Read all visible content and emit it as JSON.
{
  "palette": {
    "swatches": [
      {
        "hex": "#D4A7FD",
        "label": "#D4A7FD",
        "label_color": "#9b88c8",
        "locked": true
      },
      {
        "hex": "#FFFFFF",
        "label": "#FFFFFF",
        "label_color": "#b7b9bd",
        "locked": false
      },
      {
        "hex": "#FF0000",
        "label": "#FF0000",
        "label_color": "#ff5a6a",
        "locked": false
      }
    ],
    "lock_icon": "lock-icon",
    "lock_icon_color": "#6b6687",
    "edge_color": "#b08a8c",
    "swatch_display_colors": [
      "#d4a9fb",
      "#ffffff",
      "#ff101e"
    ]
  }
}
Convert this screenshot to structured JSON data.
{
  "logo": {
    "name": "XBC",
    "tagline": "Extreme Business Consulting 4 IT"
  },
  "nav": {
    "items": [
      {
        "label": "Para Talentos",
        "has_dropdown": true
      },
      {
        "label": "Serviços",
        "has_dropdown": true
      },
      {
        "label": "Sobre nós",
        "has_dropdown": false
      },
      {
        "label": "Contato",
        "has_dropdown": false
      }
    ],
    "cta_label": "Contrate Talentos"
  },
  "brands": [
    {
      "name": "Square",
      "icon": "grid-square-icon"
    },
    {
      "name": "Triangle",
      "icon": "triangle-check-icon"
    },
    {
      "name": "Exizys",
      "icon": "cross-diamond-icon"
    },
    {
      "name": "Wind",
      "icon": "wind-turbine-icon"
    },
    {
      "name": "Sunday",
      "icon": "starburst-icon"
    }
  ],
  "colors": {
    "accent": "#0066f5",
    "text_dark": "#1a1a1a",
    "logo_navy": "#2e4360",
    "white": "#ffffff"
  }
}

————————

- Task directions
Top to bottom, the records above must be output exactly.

- Problem solution
Read all visible content and emit it as JSON.
{
  "palette": {
    "swatches": [
      {
        "hex": "#D4A7FD",
        "label": "#D4A7FD",
        "label_color": "#9b88c8",
        "locked": true
      },
      {
        "hex": "#FFFFFF",
        "label": "#FFFFFF",
        "label_color": "#b7b9bd",
        "locked": false
      },
      {
        "hex": "#FF0000",
        "label": "#FF0000",
        "label_color": "#ff5a6a",
        "locked": false
      }
    ],
    "lock_icon": "lock-icon",
    "lock_icon_color": "#6b6687",
    "edge_color": "#b08a8c",
    "swatch_display_colors": [
      "#d4a9fb",
      "#ffffff",
      "#ff101e"
    ]
  }
}
Convert this screenshot to structured JSON data.
{
  "logo": {
    "name": "XBC",
    "tagline": "Extreme Business Consulting 4 IT"
  },
  "nav": {
    "items": [
      {
        "label": "Para Talentos",
        "has_dropdown": true
      },
      {
        "label": "Serviços",
        "has_dropdown": true
      },
      {
        "label": "Sobre nós",
        "has_dropdown": false
      },
      {
        "label": "Contato",
        "has_dropdown": false
      }
    ],
    "cta_label": "Contrate Talentos"
  },
  "brands": [
    {
      "name": "Square",
      "icon": "grid-square-icon"
    },
    {
      "name": "Triangle",
      "icon": "triangle-check-icon"
    },
    {
      "name": "Exizys",
      "icon": "cross-diamond-icon"
    },
    {
      "name": "Wind",
      "icon": "wind-turbine-icon"
    },
    {
      "name": "Sunday",
      "icon": "starburst-icon"
    }
  ],
  "colors": {
    "accent": "#0066f5",
    "text_dark": "#1a1a1a",
    "logo_navy": "#2e4360",
    "white": "#ffffff"
  }
}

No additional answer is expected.